*** Begin section ***
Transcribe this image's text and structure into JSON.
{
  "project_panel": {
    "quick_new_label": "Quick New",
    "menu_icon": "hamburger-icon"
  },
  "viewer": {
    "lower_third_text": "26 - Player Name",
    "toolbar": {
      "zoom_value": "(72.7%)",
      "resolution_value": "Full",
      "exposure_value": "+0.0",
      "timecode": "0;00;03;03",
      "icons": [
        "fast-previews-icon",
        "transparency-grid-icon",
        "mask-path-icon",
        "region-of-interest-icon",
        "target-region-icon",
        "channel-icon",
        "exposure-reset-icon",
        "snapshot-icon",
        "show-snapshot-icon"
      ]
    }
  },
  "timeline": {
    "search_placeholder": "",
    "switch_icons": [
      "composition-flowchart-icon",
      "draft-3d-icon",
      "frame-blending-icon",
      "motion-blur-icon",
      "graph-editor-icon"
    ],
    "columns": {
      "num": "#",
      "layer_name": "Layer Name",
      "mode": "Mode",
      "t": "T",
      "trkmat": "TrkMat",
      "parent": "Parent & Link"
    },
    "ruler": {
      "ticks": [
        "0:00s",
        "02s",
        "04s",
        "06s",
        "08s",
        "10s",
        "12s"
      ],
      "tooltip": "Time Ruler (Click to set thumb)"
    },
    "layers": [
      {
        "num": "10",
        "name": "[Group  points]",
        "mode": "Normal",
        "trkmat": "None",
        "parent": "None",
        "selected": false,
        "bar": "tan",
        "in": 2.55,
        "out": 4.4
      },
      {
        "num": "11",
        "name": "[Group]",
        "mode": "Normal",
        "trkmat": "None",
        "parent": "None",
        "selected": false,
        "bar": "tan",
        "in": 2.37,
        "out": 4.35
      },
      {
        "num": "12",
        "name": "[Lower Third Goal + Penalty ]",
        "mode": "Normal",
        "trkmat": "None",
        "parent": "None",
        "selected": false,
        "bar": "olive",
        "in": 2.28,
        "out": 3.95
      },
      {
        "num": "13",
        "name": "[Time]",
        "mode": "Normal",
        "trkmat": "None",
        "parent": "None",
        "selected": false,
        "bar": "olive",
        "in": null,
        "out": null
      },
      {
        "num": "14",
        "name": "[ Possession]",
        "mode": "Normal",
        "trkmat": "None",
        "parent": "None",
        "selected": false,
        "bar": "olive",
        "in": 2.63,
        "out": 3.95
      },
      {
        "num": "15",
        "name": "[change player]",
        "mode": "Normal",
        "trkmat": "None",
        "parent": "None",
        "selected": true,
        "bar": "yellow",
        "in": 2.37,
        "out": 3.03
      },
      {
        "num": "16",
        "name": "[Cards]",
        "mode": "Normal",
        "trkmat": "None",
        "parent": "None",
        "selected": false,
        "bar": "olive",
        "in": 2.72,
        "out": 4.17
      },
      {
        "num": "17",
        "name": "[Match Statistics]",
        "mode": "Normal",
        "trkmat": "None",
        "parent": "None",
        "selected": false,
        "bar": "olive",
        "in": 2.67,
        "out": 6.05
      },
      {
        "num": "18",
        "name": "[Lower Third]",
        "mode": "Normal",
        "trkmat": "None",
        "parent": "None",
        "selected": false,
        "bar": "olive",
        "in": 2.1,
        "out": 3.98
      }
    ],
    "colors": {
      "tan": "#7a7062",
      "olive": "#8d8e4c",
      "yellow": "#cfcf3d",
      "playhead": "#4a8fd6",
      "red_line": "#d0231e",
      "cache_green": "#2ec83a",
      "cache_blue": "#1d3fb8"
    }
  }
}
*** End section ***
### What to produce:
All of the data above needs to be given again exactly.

### Answer to the exercise:
Transcribe this image's text and structure into JSON.
{
  "project_panel": {
    "quick_new_label": "Quick New",
    "menu_icon": "hamburger-icon"
  },
  "viewer": {
    "lower_third_text": "26 - Player Name",
    "toolbar": {
      "zoom_value": "(72.7%)",
      "resolution_value": "Full",
      "exposure_value": "+0.0",
      "timecode": "0;00;03;03",
      "icons": [
        "fast-previews-icon",
        "transparency-grid-icon",
        "mask-path-icon",
        "region-of-interest-icon",
        "target-region-icon",
        "channel-icon",
        "exposure-reset-icon",
        "snapshot-icon",
        "show-snapshot-icon"
      ]
    }
  },
  "timeline": {
    "search_placeholder": "",
    "switch_icons": [
      "composition-flowchart-icon",
      "draft-3d-icon",
      "frame-blending-icon",
      "motion-blur-icon",
      "graph-editor-icon"
    ],
    "columns": {
      "num": "#",
      "layer_name": "Layer Name",
      "mode": "Mode",
      "t": "T",
      "trkmat": "TrkMat",
      "parent": "Parent & Link"
    },
    "ruler": {
      "ticks": [
        "0:00s",
        "02s",
        "04s",
        "06s",
        "08s",
        "10s",
        "12s"
      ],
      "tooltip": "Time Ruler (Click to set thumb)"
    },
    "layers": [
      {
        "num": "10",
        "name": "[Group  points]",
        "mode": "Normal",
        "trkmat": "None",
        "parent": "None",
        "selected": false,
        "bar": "tan",
        "in": 2.55,
        "out": 4.4
      },
      {
        "num": "11",
        "name": "[Group]",
        "mode": "Normal",
        "trkmat": "None",
        "parent": "None",
        "selected": false,
        "bar": "tan",
        "in": 2.37,
        "out": 4.35
      },
      {
        "num": "12",
        "name": "[Lower Third Goal + Penalty ]",
        "mode": "Normal",
        "trkmat": "None",
        "parent": "None",
        "selected": false,
        "bar": "olive",
        "in": 2.28,
        "out": 3.95
      },
      {
        "num": "13",
        "name": "[Time]",
        "mode": "Normal",
        "trkmat": "None",
        "parent": "None",
        "selected": false,
        "bar": "olive",
        "in": null,
        "out": null
      },
      {
        "num": "14",
        "name": "[ Possession]",
        "mode": "Normal",
        "trkmat": "None",
        "parent": "None",
        "selected": false,
        "bar": "olive",
        "in": 2.63,
        "out": 3.95
      },
      {
        "num": "15",
        "name": "[change player]",
        "mode": "Normal",
        "trkmat": "None",
        "parent": "None",
        "selected": true,
        "bar": "yellow",
        "in": 2.37,
        "out": 3.03
      },
      {
        "num": "16",
        "name": "[Cards]",
        "mode": "Normal",
        "trkmat": "None",
        "parent": "None",
        "selected": false,
        "bar": "olive",
        "in": 2.72,
        "out": 4.17
      },
      {
        "num": "17",
        "name": "[Match Statistics]",
        "mode": "Normal",
        "trkmat": "None",
        "parent": "None",
        "selected": false,
        "bar": "olive",
        "in": 2.67,
        "out": 6.05
      },
      {
        "num": "18",
        "name": "[Lower Third]",
        "mode": "Normal",
        "trkmat": "None",
        "parent": "None",
        "selected": false,
        "bar": "olive",
        "in": 2.1,
        "out": 3.98
      }
    ],
    "colors": {
      "tan": "#7a7062",
      "olive": "#8d8e4c",
      "yellow": "#cfcf3d",
      "playhead": "#4a8fd6",
      "red_line": "#d0231e",
      "cache_green": "#2ec83a",
      "cache_blue": "#1d3fb8"
    }
  }
}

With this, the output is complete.